“The temptation seems impossible to resist,” Roussel says. “The truth of human behavior is visible in these young people. They are constantly discovering the world around them and the world within themselves. These are the conditions of a serious experiment.”

As with all scientific endeavors, more questions than answers come out of this subversive experiment.

“It is a play that is philosophical in nature, just like anything in that century,” Roussel says. “Marivaux himself had that bent. His theater questions the philosophy of life. In the 18th century, literature and philosophy fell in love with science.

“I’m amazed at the refinement and sophistication of his language,” she says, “his knowledge of the human heart and of the infinite subtleties of human behavior, and his power to make that society aware of its class system and its need to change.”

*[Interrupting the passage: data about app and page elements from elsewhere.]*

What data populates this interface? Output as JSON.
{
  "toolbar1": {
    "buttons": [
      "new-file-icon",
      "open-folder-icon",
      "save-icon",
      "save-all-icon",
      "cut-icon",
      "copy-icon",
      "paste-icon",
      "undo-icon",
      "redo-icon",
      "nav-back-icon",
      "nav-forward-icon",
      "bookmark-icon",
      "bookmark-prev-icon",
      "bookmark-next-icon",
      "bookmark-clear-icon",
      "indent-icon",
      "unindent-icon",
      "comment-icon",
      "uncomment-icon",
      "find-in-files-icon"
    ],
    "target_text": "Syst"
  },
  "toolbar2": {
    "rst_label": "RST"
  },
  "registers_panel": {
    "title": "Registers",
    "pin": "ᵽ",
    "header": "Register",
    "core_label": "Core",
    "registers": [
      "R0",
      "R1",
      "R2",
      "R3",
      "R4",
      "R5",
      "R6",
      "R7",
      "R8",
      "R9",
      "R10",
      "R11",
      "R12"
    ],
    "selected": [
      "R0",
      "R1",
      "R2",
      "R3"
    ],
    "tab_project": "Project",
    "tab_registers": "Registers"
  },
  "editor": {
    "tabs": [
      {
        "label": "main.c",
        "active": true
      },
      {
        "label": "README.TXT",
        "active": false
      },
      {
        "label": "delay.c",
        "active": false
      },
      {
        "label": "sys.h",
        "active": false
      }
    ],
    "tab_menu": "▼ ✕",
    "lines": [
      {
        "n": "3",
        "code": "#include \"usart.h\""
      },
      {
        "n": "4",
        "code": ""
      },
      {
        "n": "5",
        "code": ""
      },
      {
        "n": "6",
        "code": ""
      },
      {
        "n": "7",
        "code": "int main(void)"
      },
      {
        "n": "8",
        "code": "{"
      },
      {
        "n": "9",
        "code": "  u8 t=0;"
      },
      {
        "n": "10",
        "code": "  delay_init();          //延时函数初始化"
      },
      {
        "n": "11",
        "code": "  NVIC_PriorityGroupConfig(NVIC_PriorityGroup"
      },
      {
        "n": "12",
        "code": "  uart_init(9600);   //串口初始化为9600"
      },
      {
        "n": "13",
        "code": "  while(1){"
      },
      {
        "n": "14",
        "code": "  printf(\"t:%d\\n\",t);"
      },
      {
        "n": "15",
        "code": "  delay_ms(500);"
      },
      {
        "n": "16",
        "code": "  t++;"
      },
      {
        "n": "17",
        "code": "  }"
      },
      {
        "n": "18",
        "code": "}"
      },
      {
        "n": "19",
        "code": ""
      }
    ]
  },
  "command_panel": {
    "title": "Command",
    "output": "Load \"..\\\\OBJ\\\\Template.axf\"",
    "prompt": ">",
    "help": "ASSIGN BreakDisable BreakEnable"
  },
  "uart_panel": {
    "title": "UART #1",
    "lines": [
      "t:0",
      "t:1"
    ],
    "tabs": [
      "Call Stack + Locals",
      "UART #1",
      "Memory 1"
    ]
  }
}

Roussel says that the play displays a social agenda that was surprisingly progressive for its time. She is particularly interested in Marivaux’s depiction of the two black servants who have raised the children.

“The young people say horrible things about their guardians, totally racial, not politically correct things. I’m sure people will react to that,” Roussel says. “But Marivaux was way ahead of his time. He used provocative language to raise important social questions. He wrote a play about the emancipation of women and the emancipation of slaves. He had a real social consciousness.”

Roussel says she was interested in visualizing the cruelty of the experiment itself — an approach she discussed with scenic designer Curtis Dretsch. Dretsch designed a set he says is meant to invoke “a combination zoo enclosure and operating theatre,” in which the characters enter a central space from their separate cages of isolation.

 “I have really questioned where the children come from, the damage done to them, and where they will go,” Roussel says. “I wanted the set to address these issues.”

Muhlenberg College is a liberal arts college of 2,200 students in Allentown, Pa. The college offers Bachelor of Arts degrees in theater and dance. Princeton ranks Muhlenberg’s theater program sixth in the nation, and The Princeton Review and the Fiske Guide to Colleges lists both the theater and dance programs among the top small college programs in the United States. Muhlenberg is one of only eight colleges to be listed in Fiske for both theater and dance.

“La Dispute” performances are Thursday through Saturday, Feb. 24-26, at 8 p.m.; Sunday, Feb. 27, at 2 p.m. Tickets are $15 for adults and $8 for patrons 17 and under. Performances are in Baker Theatre, Trexler Pavilion for Theatre and Dance, Muhlenberg College, 2400 Chew St., Allentown. For mature audiences.

“La Dispute” performance information and tickets are available at 484-664-3333 or www.muhlenberg.edu/theatre.